Fitch is also a composer. The words for a hymn she wrote in 1982, “Crowning Jewel of Creation,” #385 in the 1985 Seventh-day Adventist Hymnal, were set to music by Wayne Hooper. When he read her submission for possible inclusion in the hymnal, Hooper, in his own words, was "immediately struck by the first line, comparing the beauty of Sabbath to the finest of the jewels that might adorn a monarch's crown."1
This collaborative effort was unique since Fitch has also composed a number of works on her own. One of these, a hymn tune, Port Whitby, was chosen for inclusion in a 1992 collection, 100 Years of Hope, honoring the centenary of Hope Publishing Company. A number of her original compositions are included in the North American Division of the SDA church's K-12 music curriculum, which was released in 1992. She served as a member of the committee from 1989 to 1992, when this curriculum was designed.
Fitch also composed a piano solo, Chinese Kites, which was one of 29 pieces written by Canadian composers, in a Diamond Jubilee Collection, published to honor the Canadian Confederation of Music Teachers Association at the time of its 75th anniversary. This work was subsequently selected as a test piece in the syllabus of the newly formed Conservatory Canada and was included in listings for the Royal Conservatory of Music.
Fitch wrote the Centennial Hymn for CUC's celebration of its 100th year in 2007. It is printed in its centennial book, The Hilltop Story. She has also written theme songs for various Adventist churches' anniversary celebrations and for youth gatherings.

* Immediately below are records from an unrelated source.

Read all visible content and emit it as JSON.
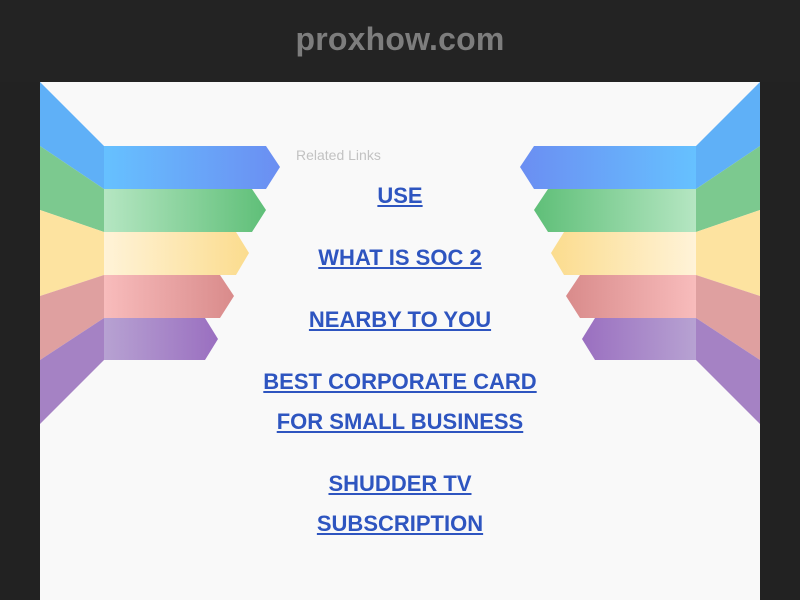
{
  "header": {
    "site_title": "proxhow.com"
  },
  "main": {
    "related_label": "Related Links",
    "links": [
      {
        "label": "USE"
      },
      {
        "label": "WHAT IS SOC 2"
      },
      {
        "label": "NEARBY TO YOU"
      },
      {
        "label": "BEST CORPORATE CARD FOR SMALL BUSINESS"
      },
      {
        "label": "SHUDDER TV SUBSCRIPTION"
      }
    ]
  },
  "colors": {
    "background": "#222222",
    "panel": "#f9f9f9",
    "title": "#7d7d7d",
    "link": "#2e55c0",
    "ribbon_blue": "#5aa9f5",
    "ribbon_green": "#6ec585",
    "ribbon_yellow": "#fbe3a4",
    "ribbon_red": "#e0a1a1",
    "ribbon_purple": "#a07cc0"
  }
}
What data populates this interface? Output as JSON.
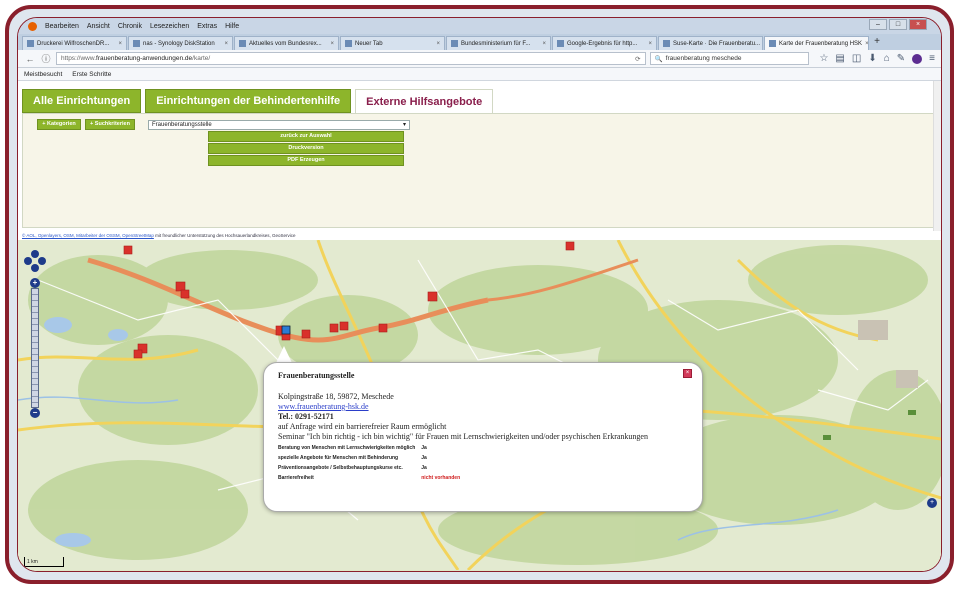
{
  "browser": {
    "menu": [
      "Bearbeiten",
      "Ansicht",
      "Chronik",
      "Lesezeichen",
      "Extras",
      "Hilfe"
    ],
    "tabs": [
      {
        "label": "Druckerei WilfroschenDR...",
        "active": false
      },
      {
        "label": "nas - Synology DiskStation",
        "active": false
      },
      {
        "label": "Aktuelles vom Bundesrex...",
        "active": false
      },
      {
        "label": "Neuer Tab",
        "active": false
      },
      {
        "label": "Bundesministerium für F...",
        "active": false
      },
      {
        "label": "Google-Ergebnis für http...",
        "active": false
      },
      {
        "label": "Suse-Karte · Die Frauenberatu...",
        "active": false
      },
      {
        "label": "Karte der Frauenberatung HSK",
        "active": true
      }
    ],
    "url": {
      "prefix": "https://www.",
      "domain": "frauenberatung-anwendungen.de",
      "suffix": "/karte/"
    },
    "search_value": "frauenberatung meschede",
    "bookmarks": [
      "Meistbesucht",
      "Erste Schritte"
    ]
  },
  "page": {
    "tabs": [
      {
        "label": "Alle Einrichtungen",
        "active": false
      },
      {
        "label": "Einrichtungen der Behindertenhilfe",
        "active": false
      },
      {
        "label": "Externe Hilfsangebote",
        "active": true
      }
    ],
    "buttons": {
      "kategorien": "+ Kategorien",
      "suchkriterien": "+ Suchkriterien",
      "zurueck": "zurück zur Auswahl",
      "druck": "Druckversion",
      "pdf": "PDF Erzeugen"
    },
    "select_value": "Frauenberatungsstelle",
    "attribution": {
      "links": "© AOL, Openlayers, OSM, Mitarbeiter der OSSM, OpenStreetMap",
      "rest": "mit freundlicher Unterstützung des Hochsauerlandkreises, GeoService"
    }
  },
  "popup": {
    "title": "Frauenberatungsstelle",
    "address": "Kolpingstraße 18, 59872, Meschede",
    "website": "www.frauenberatung-hsk.de",
    "phone": "Tel.: 0291-52171",
    "note1": "auf Anfrage wird ein barrierefreier Raum ermöglicht",
    "note2": "Seminar \"Ich bin richtig - ich bin wichtig\" für Frauen mit Lernschwierigkeiten und/oder psychischen Erkrankungen",
    "rows": [
      {
        "label": "Beratung von Menschen mit Lernschwierigkeiten möglich",
        "value": "Ja",
        "status": "ok"
      },
      {
        "label": "spezielle Angebote für Menschen mit Behinderung",
        "value": "Ja",
        "status": "ok"
      },
      {
        "label": "Präventionsangebote / Selbstbehauptungskurse etc.",
        "value": "Ja",
        "status": "ok"
      },
      {
        "label": "Barrierefreiheit",
        "value": "nicht vorhanden",
        "status": "missing"
      }
    ],
    "close_symbol": "×"
  },
  "map": {
    "scale_label": "1 km",
    "colors": {
      "marker": "#d9312b",
      "accent": "#8db52b",
      "popup_link": "#2b3ec9",
      "missing": "#d02020"
    }
  }
}
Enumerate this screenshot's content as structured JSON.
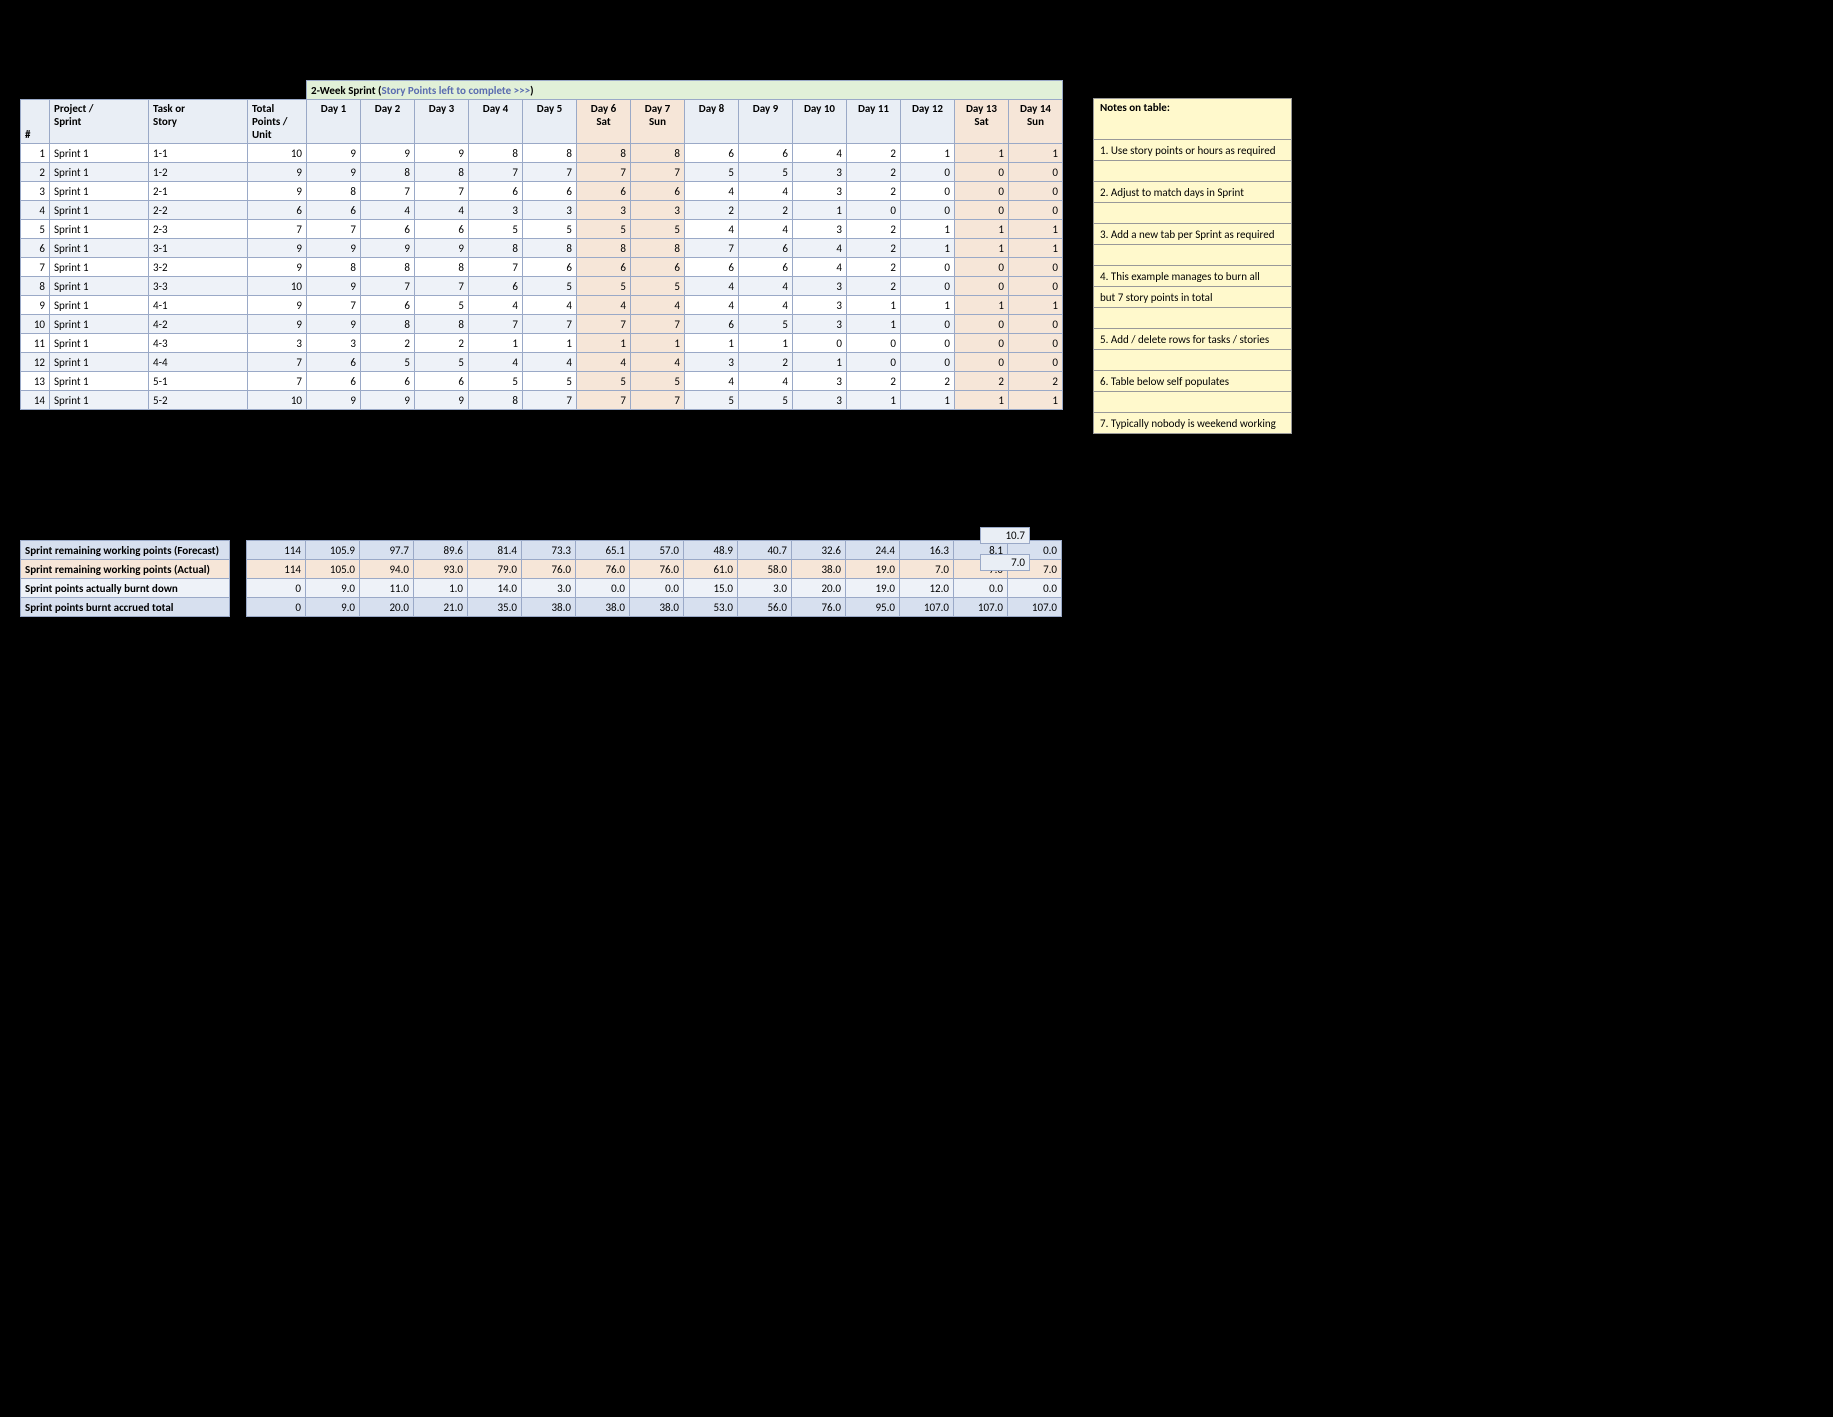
{
  "title_prefix": "2-Week Sprint (",
  "title_sub": "Story Points left to complete >>>",
  "title_suffix": ")",
  "headers": {
    "idx": "#",
    "project": "Project / Sprint",
    "task": "Task or Story",
    "points": "Total Points / Unit",
    "days": [
      "Day 1",
      "Day 2",
      "Day 3",
      "Day 4",
      "Day 5",
      "Day 6\nSat",
      "Day 7\nSun",
      "Day 8",
      "Day 9",
      "Day 10",
      "Day 11",
      "Day 12",
      "Day 13\nSat",
      "Day 14\nSun"
    ]
  },
  "weekend_cols": [
    5,
    6,
    12,
    13
  ],
  "rows": [
    {
      "idx": 1,
      "project": "Sprint 1",
      "task": "1-1",
      "points": 10,
      "days": [
        9,
        9,
        9,
        8,
        8,
        8,
        8,
        6,
        6,
        4,
        2,
        1,
        1,
        1
      ]
    },
    {
      "idx": 2,
      "project": "Sprint 1",
      "task": "1-2",
      "points": 9,
      "days": [
        9,
        8,
        8,
        7,
        7,
        7,
        7,
        5,
        5,
        3,
        2,
        0,
        0,
        0
      ]
    },
    {
      "idx": 3,
      "project": "Sprint 1",
      "task": "2-1",
      "points": 9,
      "days": [
        8,
        7,
        7,
        6,
        6,
        6,
        6,
        4,
        4,
        3,
        2,
        0,
        0,
        0
      ]
    },
    {
      "idx": 4,
      "project": "Sprint 1",
      "task": "2-2",
      "points": 6,
      "days": [
        6,
        4,
        4,
        3,
        3,
        3,
        3,
        2,
        2,
        1,
        0,
        0,
        0,
        0
      ]
    },
    {
      "idx": 5,
      "project": "Sprint 1",
      "task": "2-3",
      "points": 7,
      "days": [
        7,
        6,
        6,
        5,
        5,
        5,
        5,
        4,
        4,
        3,
        2,
        1,
        1,
        1
      ]
    },
    {
      "idx": 6,
      "project": "Sprint 1",
      "task": "3-1",
      "points": 9,
      "days": [
        9,
        9,
        9,
        8,
        8,
        8,
        8,
        7,
        6,
        4,
        2,
        1,
        1,
        1
      ]
    },
    {
      "idx": 7,
      "project": "Sprint 1",
      "task": "3-2",
      "points": 9,
      "days": [
        8,
        8,
        8,
        7,
        6,
        6,
        6,
        6,
        6,
        4,
        2,
        0,
        0,
        0
      ]
    },
    {
      "idx": 8,
      "project": "Sprint 1",
      "task": "3-3",
      "points": 10,
      "days": [
        9,
        7,
        7,
        6,
        5,
        5,
        5,
        4,
        4,
        3,
        2,
        0,
        0,
        0
      ]
    },
    {
      "idx": 9,
      "project": "Sprint 1",
      "task": "4-1",
      "points": 9,
      "days": [
        7,
        6,
        5,
        4,
        4,
        4,
        4,
        4,
        4,
        3,
        1,
        1,
        1,
        1
      ]
    },
    {
      "idx": 10,
      "project": "Sprint 1",
      "task": "4-2",
      "points": 9,
      "days": [
        9,
        8,
        8,
        7,
        7,
        7,
        7,
        6,
        5,
        3,
        1,
        0,
        0,
        0
      ]
    },
    {
      "idx": 11,
      "project": "Sprint 1",
      "task": "4-3",
      "points": 3,
      "days": [
        3,
        2,
        2,
        1,
        1,
        1,
        1,
        1,
        1,
        0,
        0,
        0,
        0,
        0
      ]
    },
    {
      "idx": 12,
      "project": "Sprint 1",
      "task": "4-4",
      "points": 7,
      "days": [
        6,
        5,
        5,
        4,
        4,
        4,
        4,
        3,
        2,
        1,
        0,
        0,
        0,
        0
      ]
    },
    {
      "idx": 13,
      "project": "Sprint 1",
      "task": "5-1",
      "points": 7,
      "days": [
        6,
        6,
        6,
        5,
        5,
        5,
        5,
        4,
        4,
        3,
        2,
        2,
        2,
        2
      ]
    },
    {
      "idx": 14,
      "project": "Sprint 1",
      "task": "5-2",
      "points": 10,
      "days": [
        9,
        9,
        9,
        8,
        7,
        7,
        7,
        5,
        5,
        3,
        1,
        1,
        1,
        1
      ]
    }
  ],
  "summary": [
    {
      "label": "Sprint remaining working points (Forecast)",
      "cls": "r1",
      "pts": "114",
      "days": [
        "105.9",
        "97.7",
        "89.6",
        "81.4",
        "73.3",
        "65.1",
        "57.0",
        "48.9",
        "40.7",
        "32.6",
        "24.4",
        "16.3",
        "8.1",
        "0.0"
      ]
    },
    {
      "label": "Sprint remaining working points (Actual)",
      "cls": "r2",
      "pts": "114",
      "days": [
        "105.0",
        "94.0",
        "93.0",
        "79.0",
        "76.0",
        "76.0",
        "76.0",
        "61.0",
        "58.0",
        "38.0",
        "19.0",
        "7.0",
        "7.0",
        "7.0"
      ]
    },
    {
      "label": "Sprint points actually burnt down",
      "cls": "r3",
      "pts": "0",
      "days": [
        "9.0",
        "11.0",
        "1.0",
        "14.0",
        "3.0",
        "0.0",
        "0.0",
        "15.0",
        "3.0",
        "20.0",
        "19.0",
        "12.0",
        "0.0",
        "0.0"
      ]
    },
    {
      "label": "Sprint points burnt accrued total",
      "cls": "r4",
      "pts": "0",
      "days": [
        "9.0",
        "20.0",
        "21.0",
        "35.0",
        "38.0",
        "38.0",
        "38.0",
        "53.0",
        "56.0",
        "76.0",
        "95.0",
        "107.0",
        "107.0",
        "107.0"
      ]
    }
  ],
  "notes_header": "Notes on table:",
  "notes": [
    "1. Use story points or hours as required",
    "",
    "2. Adjust to match days in Sprint",
    "",
    "3. Add a new tab per Sprint as required",
    "",
    "4. This example manages to burn all",
    "but 7 story points in total",
    "",
    "5. Add / delete rows for tasks / stories",
    "",
    "6. Table below self populates",
    "",
    "7. Typically nobody is weekend working"
  ],
  "floaters": [
    "10.7",
    "7.0"
  ]
}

The Fitches moved to Oshawa, Ontario, Canada, in 1982, where they lived for seven years. In those years, Gem gave piano lessons at Kingsway College, taught K-8 classroom music at College Park Elementary School, and was organist and choir director at St. John's Anglican Church in Port Whitby. Her Port Whitby hymn tune, mentioned earlier, was written during this time to celebrate the 140th anniversary of that community. She also wrote music for special programs at CPES.
In 1985, when Toronto hosted the International Bach Piano Competition, Fitch wrote a long and detailed review of the event which was printed in The Piano Quarterly, a prestigious professional journal with a worldwide circulation. In describing the competition, she used humor, including a reference to a contestant who had had a bad case of static cling but had prevailed over another whose memory had failed, observing that "a clinging slip wins over a memory slip every time!" A number of letters were sent to the editor praising the article for both its humor and detail, although one more conservative reader wrote to express her shock that such an article would be printed in a professional magazine of that caliber.
In 1989, they moved to Red Deer, Alberta, when Victor became educational superintendent for the church's Alberta Conference. Two years later, he became president of CUC, a position he held until his retirement in 1997, when he became part-time educational superintendent of the Manitoba Saskatchewan Conference. When he fully retired in 2008, the CUC board honored him with the title of President Emeritus of the university, a first in the school's history.
During these years, Gem gave piano lessons in her home, taught briefly at Red Deer church school, and also taught piano at CUC. She adjudicated for five years at piano festivals in Alberta before fully retiring as the 20th century ended.
Gem has been listed in a number of biographical volumes including the International Who's Who in Music and Musicians' Directory in 1990/91, the International Who's Who of Professional and Business Women in 1992, and others.
Sources: Information provided by Gem Fitch, 23 January and 7, 8, and 18 April 2008; Resume on file at Walla Walla University (1975); Wayne H. Hooper and Edward E. White, Companion to the Seventh-day Adventist Hymnal, 1988, Review and Herald Publishing Association, 393-94. Personal Knowledge.